Activity: In the data, find each line where the word "JSON" appears and list that line.

(Entries from a dataset of interfaces)
··········

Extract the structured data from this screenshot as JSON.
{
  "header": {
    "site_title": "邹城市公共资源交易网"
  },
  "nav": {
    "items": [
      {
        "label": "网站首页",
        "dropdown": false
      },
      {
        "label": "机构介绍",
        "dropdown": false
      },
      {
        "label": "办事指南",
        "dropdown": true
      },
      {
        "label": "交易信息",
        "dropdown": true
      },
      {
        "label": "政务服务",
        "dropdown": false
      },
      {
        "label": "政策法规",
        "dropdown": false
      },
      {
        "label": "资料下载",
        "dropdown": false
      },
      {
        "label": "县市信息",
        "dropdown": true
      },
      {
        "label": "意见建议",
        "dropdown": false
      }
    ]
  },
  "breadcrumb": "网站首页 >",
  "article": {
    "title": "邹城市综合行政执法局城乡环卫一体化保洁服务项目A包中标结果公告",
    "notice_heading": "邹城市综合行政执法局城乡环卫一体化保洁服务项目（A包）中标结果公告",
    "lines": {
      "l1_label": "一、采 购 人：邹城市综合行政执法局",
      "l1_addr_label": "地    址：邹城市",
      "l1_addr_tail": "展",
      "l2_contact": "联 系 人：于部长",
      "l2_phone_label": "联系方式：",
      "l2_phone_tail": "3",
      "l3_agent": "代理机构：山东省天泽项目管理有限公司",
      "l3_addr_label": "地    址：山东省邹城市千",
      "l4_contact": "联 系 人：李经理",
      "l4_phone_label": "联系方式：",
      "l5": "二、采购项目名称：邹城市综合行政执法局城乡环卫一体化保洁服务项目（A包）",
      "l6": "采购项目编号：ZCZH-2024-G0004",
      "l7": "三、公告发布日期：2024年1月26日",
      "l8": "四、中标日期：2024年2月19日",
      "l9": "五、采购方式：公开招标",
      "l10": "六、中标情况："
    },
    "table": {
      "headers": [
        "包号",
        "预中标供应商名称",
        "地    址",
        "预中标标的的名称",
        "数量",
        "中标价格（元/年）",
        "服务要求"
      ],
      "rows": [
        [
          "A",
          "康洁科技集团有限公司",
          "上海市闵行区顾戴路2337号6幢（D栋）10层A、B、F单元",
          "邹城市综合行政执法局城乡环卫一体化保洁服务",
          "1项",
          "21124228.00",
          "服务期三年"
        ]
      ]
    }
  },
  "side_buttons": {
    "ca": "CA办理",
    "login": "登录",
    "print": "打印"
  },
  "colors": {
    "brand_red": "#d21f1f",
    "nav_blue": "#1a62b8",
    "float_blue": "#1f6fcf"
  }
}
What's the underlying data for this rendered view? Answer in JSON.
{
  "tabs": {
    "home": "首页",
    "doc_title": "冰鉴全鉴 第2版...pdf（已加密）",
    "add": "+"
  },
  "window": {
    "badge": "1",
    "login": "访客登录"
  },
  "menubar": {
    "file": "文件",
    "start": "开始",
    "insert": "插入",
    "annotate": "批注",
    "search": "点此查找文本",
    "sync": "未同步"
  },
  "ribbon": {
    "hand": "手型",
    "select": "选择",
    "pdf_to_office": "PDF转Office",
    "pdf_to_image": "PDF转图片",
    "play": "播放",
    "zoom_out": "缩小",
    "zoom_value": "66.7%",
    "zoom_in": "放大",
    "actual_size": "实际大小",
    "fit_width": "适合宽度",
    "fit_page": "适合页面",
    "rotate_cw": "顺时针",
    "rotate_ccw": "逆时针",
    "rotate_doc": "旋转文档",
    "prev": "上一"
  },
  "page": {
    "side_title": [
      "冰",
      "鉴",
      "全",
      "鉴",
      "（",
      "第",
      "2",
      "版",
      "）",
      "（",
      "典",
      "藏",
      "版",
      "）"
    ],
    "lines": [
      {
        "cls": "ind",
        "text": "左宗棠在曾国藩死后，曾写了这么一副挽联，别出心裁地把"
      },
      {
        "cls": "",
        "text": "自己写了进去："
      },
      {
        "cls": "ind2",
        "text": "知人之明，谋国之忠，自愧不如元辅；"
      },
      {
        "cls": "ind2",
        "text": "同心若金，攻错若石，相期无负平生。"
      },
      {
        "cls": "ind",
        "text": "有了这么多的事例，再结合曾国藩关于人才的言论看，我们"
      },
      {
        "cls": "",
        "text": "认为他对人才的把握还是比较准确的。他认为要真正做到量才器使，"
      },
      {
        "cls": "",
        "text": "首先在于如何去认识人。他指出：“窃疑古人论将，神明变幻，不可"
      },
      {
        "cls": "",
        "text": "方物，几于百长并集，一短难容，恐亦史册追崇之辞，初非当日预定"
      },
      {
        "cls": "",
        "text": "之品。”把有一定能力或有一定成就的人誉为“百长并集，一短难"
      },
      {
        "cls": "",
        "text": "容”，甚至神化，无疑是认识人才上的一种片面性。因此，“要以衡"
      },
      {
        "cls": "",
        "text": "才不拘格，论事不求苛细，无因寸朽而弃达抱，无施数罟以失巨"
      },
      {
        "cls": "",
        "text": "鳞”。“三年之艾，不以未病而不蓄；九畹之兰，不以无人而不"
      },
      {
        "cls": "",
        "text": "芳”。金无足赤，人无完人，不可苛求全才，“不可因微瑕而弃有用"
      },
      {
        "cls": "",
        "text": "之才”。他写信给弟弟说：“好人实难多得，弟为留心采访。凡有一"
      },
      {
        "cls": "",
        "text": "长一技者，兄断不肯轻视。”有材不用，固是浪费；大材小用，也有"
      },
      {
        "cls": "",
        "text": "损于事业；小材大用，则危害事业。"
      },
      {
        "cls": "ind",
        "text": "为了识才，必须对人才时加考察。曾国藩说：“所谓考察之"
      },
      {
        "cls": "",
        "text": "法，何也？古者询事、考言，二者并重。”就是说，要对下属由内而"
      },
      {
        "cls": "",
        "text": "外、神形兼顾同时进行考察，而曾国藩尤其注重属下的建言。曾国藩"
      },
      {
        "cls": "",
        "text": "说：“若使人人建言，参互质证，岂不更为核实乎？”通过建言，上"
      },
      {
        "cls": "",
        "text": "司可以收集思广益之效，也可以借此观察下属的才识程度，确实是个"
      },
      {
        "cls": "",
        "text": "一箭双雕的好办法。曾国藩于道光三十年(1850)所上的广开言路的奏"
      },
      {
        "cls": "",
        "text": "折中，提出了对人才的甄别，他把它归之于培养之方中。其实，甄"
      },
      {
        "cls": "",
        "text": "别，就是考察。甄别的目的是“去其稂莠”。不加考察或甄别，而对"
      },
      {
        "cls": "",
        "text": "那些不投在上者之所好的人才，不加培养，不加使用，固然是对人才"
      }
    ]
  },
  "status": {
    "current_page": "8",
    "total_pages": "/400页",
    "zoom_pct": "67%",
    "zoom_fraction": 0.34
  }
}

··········

Exercise solution:
Extract the structured data from this screenshot as JSON.
What's the underlying data for this rendered view? Answer in JSON.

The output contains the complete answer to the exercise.